The Rough Sex Defence echoes the previous provocation defence (only abolished in 2009) that suggested a woman effectively drove her partner to kill her (which, in this authors view is ludicrous) – only this time men are using their partner’s sexual preferences to erroneously justify their criminal behaviour. The judiciary needs to be educated and trained to understand this sensitive issue and be confident enough in their judgment to stick rigidly to sentencing guidelines; leniency, in this case, is not in the public interest.
Reasons for the increased use of the Rough Sex Defence have been linked to the rise in accessible violent pornography and the popularity of films such as ‘50 Shades of Grey‘ (hence its colloquial name the ’50 Shades Defence’).
Young people, like the judiciary, need to understand what a happy and healthy relationship looks like and that pornography is often extreme and atypical. More specifically, the growth of ‘rape porn’ feeds a conflicting message into mainstream pornography that women can consent and enjoy sexual assault. Sexual norms have been influenced to the extent that more than 1/3 of women are subjected to unconsented slapping, choking, gagging or spitting during sex (Savanta ComRes). These aren’t isolated incidents, and it is evident that open discourse is required to find the balance between sexual autonomy and ensuring justice for victims of sexual violence.
Events leading to the rough sex defence ban
In 2018, Grace Millane (22) was killed by strangulation whilst travelling in New Zealand. Despite forensic evidence arguing the contrary, her perpetrator raised the defence of rough sex, arguing she had died in a sex game ‘gone wrong’.
Amongst the midst of victim-blaming headlines such as ‘Murdered Brit Grace Millane was a member of BDSM sites and asked the ex to choke her in bed’, movements such as ‘We Can’t Consent To This’ grew, and more than 68,000 people signed a petition to ban the Rough Sex Defence, illustrating the broad level of support and that this is not a niche issue. The UK government has finally adhered to public pressure and in 2019 justice minister Alex Chalk announced the defence would be outlawed in the upcoming Domestic Abuse Bill 2019-2021.
What protections will the Domestic Abuse Bill 2019-2021 provide?

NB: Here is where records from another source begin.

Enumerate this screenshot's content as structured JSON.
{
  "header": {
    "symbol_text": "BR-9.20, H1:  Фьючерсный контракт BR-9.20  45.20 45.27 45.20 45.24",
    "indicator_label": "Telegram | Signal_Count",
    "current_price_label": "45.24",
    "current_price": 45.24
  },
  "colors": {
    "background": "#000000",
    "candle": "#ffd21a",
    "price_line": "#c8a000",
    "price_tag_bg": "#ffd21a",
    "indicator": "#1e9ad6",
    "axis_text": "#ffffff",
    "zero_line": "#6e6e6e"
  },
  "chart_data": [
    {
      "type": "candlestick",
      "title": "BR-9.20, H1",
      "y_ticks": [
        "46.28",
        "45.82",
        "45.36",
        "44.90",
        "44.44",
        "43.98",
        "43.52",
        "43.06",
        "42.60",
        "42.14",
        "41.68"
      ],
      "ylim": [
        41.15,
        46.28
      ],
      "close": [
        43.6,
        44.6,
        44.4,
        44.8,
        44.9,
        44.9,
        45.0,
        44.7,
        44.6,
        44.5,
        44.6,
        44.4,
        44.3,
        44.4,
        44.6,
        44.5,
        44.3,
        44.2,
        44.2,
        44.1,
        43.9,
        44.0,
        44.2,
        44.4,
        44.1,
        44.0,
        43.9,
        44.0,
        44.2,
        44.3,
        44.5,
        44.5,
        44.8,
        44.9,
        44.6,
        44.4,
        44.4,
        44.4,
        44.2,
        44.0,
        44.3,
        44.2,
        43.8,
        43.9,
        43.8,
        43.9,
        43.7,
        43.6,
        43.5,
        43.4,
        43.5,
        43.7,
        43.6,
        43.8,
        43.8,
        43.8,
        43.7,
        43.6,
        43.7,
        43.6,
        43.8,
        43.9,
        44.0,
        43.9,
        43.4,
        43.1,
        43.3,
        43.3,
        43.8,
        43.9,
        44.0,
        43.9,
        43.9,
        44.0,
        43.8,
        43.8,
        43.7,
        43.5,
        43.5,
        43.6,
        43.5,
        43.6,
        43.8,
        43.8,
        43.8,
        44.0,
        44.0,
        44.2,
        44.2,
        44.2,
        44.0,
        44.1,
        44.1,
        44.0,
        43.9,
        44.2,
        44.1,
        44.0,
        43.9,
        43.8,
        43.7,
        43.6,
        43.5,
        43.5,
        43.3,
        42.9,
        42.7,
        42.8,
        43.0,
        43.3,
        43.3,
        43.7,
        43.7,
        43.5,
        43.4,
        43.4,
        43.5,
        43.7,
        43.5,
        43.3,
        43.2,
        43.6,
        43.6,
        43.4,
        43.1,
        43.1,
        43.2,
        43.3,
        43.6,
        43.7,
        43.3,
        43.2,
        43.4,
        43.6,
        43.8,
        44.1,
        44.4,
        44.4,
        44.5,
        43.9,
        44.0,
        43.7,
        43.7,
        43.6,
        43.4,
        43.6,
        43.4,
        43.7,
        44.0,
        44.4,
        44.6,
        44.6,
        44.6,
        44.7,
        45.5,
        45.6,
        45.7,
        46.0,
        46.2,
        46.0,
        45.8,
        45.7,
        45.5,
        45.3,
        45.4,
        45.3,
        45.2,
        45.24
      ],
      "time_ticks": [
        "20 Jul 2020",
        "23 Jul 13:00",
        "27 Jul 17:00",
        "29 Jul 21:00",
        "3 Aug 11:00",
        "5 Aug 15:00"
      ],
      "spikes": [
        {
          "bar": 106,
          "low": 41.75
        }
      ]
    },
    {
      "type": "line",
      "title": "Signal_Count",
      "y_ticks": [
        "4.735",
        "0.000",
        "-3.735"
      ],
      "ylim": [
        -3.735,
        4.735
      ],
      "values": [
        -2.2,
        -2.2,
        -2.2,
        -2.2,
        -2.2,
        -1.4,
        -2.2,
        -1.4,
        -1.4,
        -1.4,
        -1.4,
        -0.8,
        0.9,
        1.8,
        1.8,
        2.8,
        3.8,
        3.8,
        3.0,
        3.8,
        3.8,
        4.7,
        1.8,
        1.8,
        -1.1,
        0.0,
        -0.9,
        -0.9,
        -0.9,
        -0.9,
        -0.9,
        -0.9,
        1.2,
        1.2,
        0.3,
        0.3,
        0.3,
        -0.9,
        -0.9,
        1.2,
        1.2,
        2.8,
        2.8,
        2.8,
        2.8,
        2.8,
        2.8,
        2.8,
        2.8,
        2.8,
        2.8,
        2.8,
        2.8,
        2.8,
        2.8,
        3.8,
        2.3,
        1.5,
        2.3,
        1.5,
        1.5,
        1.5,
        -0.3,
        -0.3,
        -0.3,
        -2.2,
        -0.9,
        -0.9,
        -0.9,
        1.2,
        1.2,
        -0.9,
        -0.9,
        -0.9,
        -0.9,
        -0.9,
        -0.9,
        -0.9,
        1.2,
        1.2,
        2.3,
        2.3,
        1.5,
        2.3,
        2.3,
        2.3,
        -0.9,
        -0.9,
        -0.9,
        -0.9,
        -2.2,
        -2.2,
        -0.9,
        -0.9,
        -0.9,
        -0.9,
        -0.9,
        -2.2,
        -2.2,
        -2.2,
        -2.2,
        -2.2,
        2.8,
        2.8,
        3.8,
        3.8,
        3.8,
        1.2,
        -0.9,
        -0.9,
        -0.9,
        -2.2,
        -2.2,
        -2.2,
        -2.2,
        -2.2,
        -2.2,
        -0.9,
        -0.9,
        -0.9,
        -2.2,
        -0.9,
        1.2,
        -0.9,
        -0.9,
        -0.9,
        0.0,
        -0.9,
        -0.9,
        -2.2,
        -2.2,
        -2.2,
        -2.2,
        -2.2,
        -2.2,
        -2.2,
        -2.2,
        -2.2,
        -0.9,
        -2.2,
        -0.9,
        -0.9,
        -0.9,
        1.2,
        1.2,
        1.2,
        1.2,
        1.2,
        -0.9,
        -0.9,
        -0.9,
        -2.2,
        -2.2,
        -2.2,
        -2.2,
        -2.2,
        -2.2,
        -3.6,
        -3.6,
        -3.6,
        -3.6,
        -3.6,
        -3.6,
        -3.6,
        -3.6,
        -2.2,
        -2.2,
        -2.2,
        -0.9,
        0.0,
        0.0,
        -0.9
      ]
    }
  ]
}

The Domestic Abuse Bill will implement various measures to aid victims of domestic abuse during proceedings, including the prohibition of cross-examination in certain circumstances. In particular, Section 65 of the Bill provides that ‘consent to serious harm for sexual gratification [will not be] a defence’.
If given Royal Assent, the Domestic Abuse Bill will eradicate the Rough Sex Defence and prevent convictions from being unjustly reduced. This is a welcome measure that will pave the way to eradicating victim-blaming within sexual abuse cases, whether they are male or female.
For too long have victims of sexual abuse been condemned for the harm they have suffered – including, as the Rough Sex Defence demonstrates, even when they are murdered during sex. You cannot and should not be able to consent to your own death. Think of public policy. The Domestic Abuse Bill will, as it stands, ensure victims are better protected within the legal system and challenge the persistent culture of victim-blaming.
False sexual accusations are devastating. Even if you are found not guilty, your reputation will be lost, and the months of bail due to bail conditions will sometimes separate you from your family. Have you been affected by a false sexual allegation or a victim of sexual abuse? Contact one of our sexual offence solicitors for expert legal advice.
If you or anyone you know has been affected by any of the issues in this article, you can find support at: